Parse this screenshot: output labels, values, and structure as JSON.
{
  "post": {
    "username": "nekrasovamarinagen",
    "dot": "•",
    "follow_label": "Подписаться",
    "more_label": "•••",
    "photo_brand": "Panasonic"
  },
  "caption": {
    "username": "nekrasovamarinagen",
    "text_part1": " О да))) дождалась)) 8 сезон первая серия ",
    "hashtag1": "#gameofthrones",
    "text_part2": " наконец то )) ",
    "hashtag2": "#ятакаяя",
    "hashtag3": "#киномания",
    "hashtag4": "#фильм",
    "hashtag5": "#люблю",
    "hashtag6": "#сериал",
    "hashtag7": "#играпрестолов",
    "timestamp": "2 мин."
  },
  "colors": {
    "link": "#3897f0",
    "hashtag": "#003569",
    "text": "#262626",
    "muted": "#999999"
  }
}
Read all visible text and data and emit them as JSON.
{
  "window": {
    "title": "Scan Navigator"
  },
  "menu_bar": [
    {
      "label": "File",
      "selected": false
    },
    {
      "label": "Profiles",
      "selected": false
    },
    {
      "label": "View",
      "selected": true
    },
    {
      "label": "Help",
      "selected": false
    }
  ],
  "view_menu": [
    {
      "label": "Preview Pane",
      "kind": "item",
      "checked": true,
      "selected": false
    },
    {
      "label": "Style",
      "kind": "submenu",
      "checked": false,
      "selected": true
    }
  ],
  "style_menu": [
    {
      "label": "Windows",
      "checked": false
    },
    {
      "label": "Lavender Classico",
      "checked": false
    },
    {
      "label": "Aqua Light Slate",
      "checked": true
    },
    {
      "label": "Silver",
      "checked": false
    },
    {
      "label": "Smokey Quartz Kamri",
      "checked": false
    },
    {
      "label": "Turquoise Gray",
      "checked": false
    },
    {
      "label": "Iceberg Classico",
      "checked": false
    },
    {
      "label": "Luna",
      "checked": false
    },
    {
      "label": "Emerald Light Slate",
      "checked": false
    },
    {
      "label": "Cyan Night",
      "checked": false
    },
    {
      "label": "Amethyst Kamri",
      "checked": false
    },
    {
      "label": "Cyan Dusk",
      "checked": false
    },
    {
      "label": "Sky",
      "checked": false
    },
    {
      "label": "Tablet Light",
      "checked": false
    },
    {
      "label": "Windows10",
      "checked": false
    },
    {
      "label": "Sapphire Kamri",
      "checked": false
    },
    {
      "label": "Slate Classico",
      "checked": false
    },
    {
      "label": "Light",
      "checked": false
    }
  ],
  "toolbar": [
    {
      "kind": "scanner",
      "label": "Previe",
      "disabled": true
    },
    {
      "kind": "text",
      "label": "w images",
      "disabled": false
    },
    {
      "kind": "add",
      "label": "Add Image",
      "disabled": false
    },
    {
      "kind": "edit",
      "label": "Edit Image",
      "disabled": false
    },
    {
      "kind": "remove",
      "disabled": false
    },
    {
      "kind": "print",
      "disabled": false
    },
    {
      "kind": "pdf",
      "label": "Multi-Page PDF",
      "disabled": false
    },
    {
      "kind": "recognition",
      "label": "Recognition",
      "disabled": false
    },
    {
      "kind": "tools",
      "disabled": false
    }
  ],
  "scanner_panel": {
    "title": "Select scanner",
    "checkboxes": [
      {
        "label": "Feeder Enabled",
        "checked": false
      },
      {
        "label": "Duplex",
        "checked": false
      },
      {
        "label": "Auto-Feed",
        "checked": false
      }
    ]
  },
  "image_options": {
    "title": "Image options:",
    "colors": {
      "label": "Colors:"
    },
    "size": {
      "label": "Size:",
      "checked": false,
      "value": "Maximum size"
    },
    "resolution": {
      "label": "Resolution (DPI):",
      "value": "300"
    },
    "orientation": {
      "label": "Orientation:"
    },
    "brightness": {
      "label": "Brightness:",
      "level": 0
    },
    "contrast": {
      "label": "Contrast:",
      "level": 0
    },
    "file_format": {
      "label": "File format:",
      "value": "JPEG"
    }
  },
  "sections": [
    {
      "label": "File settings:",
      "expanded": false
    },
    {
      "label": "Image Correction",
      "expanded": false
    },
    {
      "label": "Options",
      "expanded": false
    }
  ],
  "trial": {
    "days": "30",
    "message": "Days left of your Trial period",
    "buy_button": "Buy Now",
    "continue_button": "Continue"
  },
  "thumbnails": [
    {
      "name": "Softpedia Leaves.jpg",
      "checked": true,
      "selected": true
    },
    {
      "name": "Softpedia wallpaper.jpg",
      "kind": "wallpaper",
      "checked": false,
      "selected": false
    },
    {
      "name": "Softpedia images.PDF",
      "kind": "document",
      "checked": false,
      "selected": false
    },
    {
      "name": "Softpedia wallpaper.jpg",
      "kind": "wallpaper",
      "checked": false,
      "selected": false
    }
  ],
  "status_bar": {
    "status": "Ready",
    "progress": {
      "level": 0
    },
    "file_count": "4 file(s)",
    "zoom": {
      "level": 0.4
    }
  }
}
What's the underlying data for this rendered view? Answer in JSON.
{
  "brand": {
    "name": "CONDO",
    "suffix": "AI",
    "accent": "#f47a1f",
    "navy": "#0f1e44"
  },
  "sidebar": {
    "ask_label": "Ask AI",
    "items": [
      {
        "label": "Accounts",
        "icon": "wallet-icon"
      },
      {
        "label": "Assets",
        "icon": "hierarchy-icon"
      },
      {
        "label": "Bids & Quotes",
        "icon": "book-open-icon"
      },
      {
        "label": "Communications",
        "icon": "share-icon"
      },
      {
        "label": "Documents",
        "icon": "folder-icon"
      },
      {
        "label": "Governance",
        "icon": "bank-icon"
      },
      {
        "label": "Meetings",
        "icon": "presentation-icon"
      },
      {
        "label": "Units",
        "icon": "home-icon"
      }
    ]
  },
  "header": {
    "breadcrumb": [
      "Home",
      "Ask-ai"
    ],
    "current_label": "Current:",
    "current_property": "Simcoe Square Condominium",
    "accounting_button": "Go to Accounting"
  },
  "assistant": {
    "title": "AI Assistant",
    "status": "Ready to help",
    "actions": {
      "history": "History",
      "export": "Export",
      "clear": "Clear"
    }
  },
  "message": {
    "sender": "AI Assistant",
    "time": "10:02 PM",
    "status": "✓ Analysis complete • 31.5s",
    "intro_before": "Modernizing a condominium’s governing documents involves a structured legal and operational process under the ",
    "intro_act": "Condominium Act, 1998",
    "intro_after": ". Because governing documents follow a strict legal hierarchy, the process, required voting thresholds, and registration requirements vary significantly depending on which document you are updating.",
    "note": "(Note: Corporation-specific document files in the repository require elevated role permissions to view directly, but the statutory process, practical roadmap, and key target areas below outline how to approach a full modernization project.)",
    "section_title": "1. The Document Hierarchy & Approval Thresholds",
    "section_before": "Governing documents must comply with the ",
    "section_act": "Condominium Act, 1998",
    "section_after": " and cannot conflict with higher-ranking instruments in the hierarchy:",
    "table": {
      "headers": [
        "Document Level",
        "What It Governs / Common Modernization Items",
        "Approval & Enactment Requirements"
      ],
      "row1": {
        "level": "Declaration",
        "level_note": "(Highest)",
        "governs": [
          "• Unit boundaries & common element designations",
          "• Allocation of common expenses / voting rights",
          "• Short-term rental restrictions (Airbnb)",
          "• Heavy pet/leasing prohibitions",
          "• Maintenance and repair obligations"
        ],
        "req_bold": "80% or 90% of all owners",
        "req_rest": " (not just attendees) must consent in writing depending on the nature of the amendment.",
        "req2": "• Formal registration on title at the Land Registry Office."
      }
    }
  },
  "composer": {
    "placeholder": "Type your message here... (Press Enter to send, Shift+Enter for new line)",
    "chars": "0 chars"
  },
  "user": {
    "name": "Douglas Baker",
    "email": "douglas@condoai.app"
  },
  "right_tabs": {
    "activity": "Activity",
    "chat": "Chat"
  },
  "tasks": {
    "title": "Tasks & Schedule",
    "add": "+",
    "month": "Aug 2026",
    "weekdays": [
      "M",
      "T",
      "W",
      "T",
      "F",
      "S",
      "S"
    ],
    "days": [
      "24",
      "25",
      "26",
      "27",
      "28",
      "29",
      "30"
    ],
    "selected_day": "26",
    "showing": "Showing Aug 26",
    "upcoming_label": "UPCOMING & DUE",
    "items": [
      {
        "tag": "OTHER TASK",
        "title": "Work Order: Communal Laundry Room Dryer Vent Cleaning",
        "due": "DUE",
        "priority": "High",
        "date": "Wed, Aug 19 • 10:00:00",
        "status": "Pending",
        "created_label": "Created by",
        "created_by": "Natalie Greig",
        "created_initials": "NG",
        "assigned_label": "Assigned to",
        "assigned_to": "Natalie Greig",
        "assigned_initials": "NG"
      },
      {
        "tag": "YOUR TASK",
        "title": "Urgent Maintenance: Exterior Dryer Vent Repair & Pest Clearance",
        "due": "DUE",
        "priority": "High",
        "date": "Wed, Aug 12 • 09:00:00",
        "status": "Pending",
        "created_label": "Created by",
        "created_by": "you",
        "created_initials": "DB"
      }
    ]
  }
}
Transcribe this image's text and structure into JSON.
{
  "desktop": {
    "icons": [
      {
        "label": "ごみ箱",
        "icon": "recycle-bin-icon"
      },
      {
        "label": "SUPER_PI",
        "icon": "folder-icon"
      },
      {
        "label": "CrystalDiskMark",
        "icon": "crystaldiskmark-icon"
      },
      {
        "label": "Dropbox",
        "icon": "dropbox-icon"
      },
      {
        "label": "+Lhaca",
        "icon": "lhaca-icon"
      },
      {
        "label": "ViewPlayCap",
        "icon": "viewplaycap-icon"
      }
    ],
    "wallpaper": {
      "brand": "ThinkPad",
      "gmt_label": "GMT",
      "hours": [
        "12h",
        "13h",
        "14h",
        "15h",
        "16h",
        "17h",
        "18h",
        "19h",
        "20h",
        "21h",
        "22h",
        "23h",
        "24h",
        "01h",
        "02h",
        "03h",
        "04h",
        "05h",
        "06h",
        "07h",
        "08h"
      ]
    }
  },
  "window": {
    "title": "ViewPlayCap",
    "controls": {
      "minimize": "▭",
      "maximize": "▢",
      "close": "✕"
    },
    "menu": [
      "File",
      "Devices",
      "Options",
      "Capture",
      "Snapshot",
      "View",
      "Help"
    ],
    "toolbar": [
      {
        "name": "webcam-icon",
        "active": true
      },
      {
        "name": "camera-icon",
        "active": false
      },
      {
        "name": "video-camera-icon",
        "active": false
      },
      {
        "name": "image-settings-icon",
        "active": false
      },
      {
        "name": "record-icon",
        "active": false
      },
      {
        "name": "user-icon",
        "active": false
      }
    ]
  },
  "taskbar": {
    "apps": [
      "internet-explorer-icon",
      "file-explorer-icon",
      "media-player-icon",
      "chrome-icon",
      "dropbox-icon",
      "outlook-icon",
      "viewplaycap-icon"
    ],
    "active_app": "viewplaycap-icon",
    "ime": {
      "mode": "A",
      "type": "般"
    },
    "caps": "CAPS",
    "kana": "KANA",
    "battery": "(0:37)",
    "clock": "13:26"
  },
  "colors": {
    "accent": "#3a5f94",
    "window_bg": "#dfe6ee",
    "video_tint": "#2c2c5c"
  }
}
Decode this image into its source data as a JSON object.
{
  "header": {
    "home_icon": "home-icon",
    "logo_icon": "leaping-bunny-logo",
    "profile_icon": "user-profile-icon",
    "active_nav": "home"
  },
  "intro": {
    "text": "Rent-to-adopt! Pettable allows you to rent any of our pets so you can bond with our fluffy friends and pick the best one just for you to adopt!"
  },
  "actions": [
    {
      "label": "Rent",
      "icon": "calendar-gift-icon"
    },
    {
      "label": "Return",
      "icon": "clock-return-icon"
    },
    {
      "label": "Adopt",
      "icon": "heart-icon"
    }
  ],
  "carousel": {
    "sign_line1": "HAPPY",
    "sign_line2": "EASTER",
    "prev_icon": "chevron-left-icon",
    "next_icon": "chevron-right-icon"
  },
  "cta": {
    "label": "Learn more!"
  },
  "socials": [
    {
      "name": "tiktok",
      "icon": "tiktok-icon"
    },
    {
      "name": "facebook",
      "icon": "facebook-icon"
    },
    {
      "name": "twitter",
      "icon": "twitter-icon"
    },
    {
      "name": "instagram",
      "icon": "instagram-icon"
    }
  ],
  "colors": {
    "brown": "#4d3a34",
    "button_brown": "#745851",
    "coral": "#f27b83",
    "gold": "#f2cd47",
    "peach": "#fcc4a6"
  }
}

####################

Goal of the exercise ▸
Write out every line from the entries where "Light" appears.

Answer ▸
      "label": "Aqua Light Slate",
      "label": "Emerald Light Slate",
      "label": "Tablet Light",
      "label": "Light",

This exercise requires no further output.